Task objective:
Repeat the data in full and exactly. Leave the pictures out.

Task data:
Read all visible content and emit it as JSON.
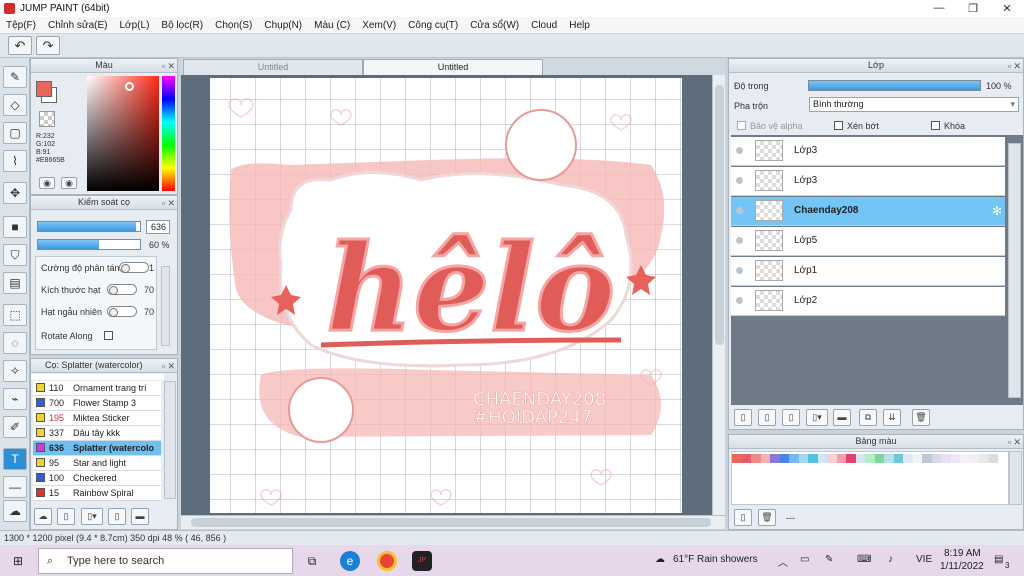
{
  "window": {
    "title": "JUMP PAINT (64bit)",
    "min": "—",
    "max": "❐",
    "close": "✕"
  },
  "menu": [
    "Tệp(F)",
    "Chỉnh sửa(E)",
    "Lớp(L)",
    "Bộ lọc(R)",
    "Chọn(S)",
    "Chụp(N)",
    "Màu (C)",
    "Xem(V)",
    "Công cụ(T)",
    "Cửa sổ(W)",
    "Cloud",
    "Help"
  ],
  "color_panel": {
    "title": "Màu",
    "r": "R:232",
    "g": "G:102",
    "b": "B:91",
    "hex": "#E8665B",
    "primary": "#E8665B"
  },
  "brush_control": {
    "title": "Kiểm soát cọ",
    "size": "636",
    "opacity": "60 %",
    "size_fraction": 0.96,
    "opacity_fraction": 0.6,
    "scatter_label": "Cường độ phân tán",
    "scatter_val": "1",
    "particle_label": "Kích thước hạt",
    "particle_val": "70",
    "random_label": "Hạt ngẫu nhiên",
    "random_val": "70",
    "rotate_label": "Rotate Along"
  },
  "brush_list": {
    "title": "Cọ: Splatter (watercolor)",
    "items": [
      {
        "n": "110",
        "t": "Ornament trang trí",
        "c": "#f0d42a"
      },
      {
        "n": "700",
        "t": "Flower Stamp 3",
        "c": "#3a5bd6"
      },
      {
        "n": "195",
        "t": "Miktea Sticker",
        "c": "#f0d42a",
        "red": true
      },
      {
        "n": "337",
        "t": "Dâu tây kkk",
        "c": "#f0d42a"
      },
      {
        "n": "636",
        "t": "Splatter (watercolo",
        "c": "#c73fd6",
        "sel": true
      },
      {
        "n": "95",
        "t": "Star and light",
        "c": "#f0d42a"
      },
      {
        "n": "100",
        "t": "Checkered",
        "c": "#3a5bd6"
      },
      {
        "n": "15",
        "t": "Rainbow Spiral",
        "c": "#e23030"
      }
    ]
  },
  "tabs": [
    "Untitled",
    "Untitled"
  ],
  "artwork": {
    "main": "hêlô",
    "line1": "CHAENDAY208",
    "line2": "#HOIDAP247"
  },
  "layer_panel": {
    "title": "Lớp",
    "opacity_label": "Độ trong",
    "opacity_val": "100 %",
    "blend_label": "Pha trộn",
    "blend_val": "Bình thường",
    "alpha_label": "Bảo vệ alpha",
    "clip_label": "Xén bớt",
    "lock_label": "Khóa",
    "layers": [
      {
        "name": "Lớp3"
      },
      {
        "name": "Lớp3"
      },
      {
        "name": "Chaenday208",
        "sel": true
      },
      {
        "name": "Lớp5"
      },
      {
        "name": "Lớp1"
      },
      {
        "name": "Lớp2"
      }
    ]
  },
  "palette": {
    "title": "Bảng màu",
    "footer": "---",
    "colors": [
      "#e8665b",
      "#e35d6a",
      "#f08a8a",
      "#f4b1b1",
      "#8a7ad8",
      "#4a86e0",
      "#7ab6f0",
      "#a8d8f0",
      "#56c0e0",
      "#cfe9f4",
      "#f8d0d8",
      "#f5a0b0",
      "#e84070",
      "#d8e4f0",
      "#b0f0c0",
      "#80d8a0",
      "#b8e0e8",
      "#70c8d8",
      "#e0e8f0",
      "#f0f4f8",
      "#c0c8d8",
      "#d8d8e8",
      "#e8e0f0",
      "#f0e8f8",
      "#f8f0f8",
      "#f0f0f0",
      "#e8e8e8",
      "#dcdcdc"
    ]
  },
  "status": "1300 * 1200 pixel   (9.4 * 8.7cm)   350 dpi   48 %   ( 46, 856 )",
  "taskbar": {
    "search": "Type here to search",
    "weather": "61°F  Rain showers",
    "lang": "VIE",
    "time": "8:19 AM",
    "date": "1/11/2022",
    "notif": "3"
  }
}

Your response:
Read all visible content and emit it as JSON.
{
  "window": {
    "title": "JUMP PAINT (64bit)",
    "min": "—",
    "max": "❐",
    "close": "✕"
  },
  "menu": [
    "Tệp(F)",
    "Chỉnh sửa(E)",
    "Lớp(L)",
    "Bộ lọc(R)",
    "Chọn(S)",
    "Chụp(N)",
    "Màu (C)",
    "Xem(V)",
    "Công cụ(T)",
    "Cửa sổ(W)",
    "Cloud",
    "Help"
  ],
  "color_panel": {
    "title": "Màu",
    "r": "R:232",
    "g": "G:102",
    "b": "B:91",
    "hex": "#E8665B",
    "primary": "#E8665B"
  },
  "brush_control": {
    "title": "Kiểm soát cọ",
    "size": "636",
    "opacity": "60 %",
    "size_fraction": 0.96,
    "opacity_fraction": 0.6,
    "scatter_label": "Cường độ phân tán",
    "scatter_val": "1",
    "particle_label": "Kích thước hạt",
    "particle_val": "70",
    "random_label": "Hạt ngẫu nhiên",
    "random_val": "70",
    "rotate_label": "Rotate Along"
  },
  "brush_list": {
    "title": "Cọ: Splatter (watercolor)",
    "items": [
      {
        "n": "110",
        "t": "Ornament trang trí",
        "c": "#f0d42a"
      },
      {
        "n": "700",
        "t": "Flower Stamp 3",
        "c": "#3a5bd6"
      },
      {
        "n": "195",
        "t": "Miktea Sticker",
        "c": "#f0d42a",
        "red": true
      },
      {
        "n": "337",
        "t": "Dâu tây kkk",
        "c": "#f0d42a"
      },
      {
        "n": "636",
        "t": "Splatter (watercolo",
        "c": "#c73fd6",
        "sel": true
      },
      {
        "n": "95",
        "t": "Star and light",
        "c": "#f0d42a"
      },
      {
        "n": "100",
        "t": "Checkered",
        "c": "#3a5bd6"
      },
      {
        "n": "15",
        "t": "Rainbow Spiral",
        "c": "#e23030"
      }
    ]
  },
  "tabs": [
    "Untitled",
    "Untitled"
  ],
  "artwork": {
    "main": "hêlô",
    "line1": "CHAENDAY208",
    "line2": "#HOIDAP247"
  },
  "layer_panel": {
    "title": "Lớp",
    "opacity_label": "Độ trong",
    "opacity_val": "100 %",
    "blend_label": "Pha trộn",
    "blend_val": "Bình thường",
    "alpha_label": "Bảo vệ alpha",
    "clip_label": "Xén bớt",
    "lock_label": "Khóa",
    "layers": [
      {
        "name": "Lớp3"
      },
      {
        "name": "Lớp3"
      },
      {
        "name": "Chaenday208",
        "sel": true
      },
      {
        "name": "Lớp5"
      },
      {
        "name": "Lớp1"
      },
      {
        "name": "Lớp2"
      }
    ]
  },
  "palette": {
    "title": "Bảng màu",
    "footer": "---",
    "colors": [
      "#e8665b",
      "#e35d6a",
      "#f08a8a",
      "#f4b1b1",
      "#8a7ad8",
      "#4a86e0",
      "#7ab6f0",
      "#a8d8f0",
      "#56c0e0",
      "#cfe9f4",
      "#f8d0d8",
      "#f5a0b0",
      "#e84070",
      "#d8e4f0",
      "#b0f0c0",
      "#80d8a0",
      "#b8e0e8",
      "#70c8d8",
      "#e0e8f0",
      "#f0f4f8",
      "#c0c8d8",
      "#d8d8e8",
      "#e8e0f0",
      "#f0e8f8",
      "#f8f0f8",
      "#f0f0f0",
      "#e8e8e8",
      "#dcdcdc"
    ]
  },
  "status": "1300 * 1200 pixel   (9.4 * 8.7cm)   350 dpi   48 %   ( 46, 856 )",
  "taskbar": {
    "search": "Type here to search",
    "weather": "61°F  Rain showers",
    "lang": "VIE",
    "time": "8:19 AM",
    "date": "1/11/2022",
    "notif": "3"
  }
}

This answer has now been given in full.